─── Task material ───
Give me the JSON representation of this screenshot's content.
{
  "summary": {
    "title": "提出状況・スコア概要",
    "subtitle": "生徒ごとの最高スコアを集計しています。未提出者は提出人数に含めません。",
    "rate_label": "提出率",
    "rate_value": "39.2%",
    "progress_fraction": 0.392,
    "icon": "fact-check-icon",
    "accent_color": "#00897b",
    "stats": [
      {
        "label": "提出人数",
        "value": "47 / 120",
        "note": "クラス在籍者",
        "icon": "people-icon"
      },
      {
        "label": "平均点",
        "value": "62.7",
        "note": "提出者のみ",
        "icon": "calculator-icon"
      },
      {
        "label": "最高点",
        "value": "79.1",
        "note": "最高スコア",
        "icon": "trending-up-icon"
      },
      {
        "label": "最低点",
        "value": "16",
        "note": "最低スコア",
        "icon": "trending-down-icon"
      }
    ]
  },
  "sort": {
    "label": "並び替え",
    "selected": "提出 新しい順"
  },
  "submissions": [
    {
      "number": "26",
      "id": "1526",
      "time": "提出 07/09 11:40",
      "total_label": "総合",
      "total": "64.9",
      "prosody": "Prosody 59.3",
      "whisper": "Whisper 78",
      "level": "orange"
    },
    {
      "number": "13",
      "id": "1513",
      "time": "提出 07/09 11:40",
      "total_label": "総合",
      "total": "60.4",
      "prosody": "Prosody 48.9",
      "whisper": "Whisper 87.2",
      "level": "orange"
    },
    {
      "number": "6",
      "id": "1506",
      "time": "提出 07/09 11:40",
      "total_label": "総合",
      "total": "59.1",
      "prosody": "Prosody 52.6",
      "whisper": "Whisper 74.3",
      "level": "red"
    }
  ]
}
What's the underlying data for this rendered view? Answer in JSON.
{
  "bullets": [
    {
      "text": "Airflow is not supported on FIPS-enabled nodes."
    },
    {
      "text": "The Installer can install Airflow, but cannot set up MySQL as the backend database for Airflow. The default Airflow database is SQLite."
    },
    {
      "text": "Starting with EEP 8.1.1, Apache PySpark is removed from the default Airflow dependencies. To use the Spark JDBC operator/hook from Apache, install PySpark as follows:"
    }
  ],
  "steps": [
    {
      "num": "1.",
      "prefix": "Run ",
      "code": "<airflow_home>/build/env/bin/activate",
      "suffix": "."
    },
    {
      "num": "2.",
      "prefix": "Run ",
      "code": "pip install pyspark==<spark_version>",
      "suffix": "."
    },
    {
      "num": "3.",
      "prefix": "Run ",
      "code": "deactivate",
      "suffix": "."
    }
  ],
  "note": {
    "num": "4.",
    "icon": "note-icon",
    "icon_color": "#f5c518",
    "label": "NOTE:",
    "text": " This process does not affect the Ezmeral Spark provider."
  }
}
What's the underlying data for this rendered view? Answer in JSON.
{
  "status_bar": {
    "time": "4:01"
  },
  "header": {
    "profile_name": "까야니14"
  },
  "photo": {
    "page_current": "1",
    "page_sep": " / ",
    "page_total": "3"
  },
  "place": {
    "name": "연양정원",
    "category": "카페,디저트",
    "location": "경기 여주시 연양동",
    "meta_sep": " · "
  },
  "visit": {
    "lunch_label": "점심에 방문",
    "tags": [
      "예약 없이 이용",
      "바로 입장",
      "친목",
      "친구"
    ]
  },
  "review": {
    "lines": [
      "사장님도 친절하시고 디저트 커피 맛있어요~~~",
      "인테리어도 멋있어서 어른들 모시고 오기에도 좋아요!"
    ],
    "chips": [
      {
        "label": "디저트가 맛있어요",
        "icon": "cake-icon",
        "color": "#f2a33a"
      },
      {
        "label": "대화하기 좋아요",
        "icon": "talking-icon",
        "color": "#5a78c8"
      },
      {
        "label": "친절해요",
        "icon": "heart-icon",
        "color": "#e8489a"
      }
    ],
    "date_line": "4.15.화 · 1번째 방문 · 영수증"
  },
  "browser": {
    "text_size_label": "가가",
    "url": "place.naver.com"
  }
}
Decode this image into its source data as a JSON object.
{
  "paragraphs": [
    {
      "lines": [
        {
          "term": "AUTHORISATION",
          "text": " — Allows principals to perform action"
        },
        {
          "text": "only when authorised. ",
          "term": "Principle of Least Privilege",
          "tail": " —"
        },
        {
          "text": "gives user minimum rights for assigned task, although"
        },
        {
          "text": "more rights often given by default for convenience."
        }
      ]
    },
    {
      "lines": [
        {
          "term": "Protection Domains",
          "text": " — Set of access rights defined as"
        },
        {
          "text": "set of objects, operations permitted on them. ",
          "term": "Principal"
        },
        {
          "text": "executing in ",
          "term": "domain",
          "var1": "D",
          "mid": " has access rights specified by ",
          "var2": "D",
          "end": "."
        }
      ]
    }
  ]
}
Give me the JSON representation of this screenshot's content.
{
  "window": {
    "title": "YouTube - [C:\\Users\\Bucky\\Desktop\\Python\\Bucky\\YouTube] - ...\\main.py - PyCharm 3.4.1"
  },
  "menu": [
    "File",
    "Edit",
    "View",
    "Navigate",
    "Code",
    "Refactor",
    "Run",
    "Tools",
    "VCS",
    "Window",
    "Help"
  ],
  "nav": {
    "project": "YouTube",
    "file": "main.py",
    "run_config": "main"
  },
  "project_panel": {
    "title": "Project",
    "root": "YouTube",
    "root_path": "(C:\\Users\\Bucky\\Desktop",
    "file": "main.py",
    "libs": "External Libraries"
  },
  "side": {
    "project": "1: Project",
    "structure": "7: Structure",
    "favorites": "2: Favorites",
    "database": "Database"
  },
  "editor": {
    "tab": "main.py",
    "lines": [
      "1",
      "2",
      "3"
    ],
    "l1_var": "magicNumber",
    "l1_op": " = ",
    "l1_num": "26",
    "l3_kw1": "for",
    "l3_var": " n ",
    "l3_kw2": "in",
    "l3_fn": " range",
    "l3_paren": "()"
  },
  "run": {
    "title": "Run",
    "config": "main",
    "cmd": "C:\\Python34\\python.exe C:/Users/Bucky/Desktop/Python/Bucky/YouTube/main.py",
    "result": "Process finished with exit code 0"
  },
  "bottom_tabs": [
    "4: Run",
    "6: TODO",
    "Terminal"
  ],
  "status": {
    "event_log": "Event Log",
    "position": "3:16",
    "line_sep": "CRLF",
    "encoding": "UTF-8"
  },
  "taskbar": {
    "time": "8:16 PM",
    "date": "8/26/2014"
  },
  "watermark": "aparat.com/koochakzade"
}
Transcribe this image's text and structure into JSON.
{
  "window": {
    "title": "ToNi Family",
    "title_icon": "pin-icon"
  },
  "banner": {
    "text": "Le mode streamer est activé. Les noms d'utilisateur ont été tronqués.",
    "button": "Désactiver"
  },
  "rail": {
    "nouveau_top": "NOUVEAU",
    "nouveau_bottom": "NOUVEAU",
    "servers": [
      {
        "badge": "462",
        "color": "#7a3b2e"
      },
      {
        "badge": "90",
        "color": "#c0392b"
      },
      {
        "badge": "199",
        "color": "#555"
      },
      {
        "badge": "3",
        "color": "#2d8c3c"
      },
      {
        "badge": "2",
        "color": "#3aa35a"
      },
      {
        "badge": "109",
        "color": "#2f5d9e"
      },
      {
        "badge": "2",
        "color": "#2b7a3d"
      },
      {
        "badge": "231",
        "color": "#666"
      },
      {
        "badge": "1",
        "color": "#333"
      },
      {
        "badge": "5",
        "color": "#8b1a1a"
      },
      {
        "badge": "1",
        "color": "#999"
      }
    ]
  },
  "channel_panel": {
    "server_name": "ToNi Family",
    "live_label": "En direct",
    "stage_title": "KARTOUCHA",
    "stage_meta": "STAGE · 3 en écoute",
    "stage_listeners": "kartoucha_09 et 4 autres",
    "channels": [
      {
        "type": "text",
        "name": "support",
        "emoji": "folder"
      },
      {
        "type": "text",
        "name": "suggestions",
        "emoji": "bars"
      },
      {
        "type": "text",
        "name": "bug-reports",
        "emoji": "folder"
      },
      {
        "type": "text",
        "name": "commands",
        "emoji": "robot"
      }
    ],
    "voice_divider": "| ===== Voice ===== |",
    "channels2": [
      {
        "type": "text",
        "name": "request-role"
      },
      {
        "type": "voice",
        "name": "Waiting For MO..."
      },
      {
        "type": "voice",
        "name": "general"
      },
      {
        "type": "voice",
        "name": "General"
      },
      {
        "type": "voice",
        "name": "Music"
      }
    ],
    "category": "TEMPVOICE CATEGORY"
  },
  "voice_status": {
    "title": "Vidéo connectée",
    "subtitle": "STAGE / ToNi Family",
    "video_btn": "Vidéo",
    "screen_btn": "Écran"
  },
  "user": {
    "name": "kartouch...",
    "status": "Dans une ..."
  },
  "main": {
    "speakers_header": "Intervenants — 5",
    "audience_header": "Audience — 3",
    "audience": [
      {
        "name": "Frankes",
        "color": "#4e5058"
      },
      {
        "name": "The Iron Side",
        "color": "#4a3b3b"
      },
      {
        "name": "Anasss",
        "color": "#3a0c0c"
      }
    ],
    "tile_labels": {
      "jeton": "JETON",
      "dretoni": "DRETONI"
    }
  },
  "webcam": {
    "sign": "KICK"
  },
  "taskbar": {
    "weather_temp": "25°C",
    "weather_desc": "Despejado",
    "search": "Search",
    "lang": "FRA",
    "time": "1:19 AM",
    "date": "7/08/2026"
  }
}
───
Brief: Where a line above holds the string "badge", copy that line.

Reply:
        "badge": "462",
        "badge": "90",
        "badge": "199",
        "badge": "3",
        "badge": "2",
        "badge": "109",
        "badge": "2",
        "badge": "231",
        "badge": "1",
        "badge": "5",
        "badge": "1",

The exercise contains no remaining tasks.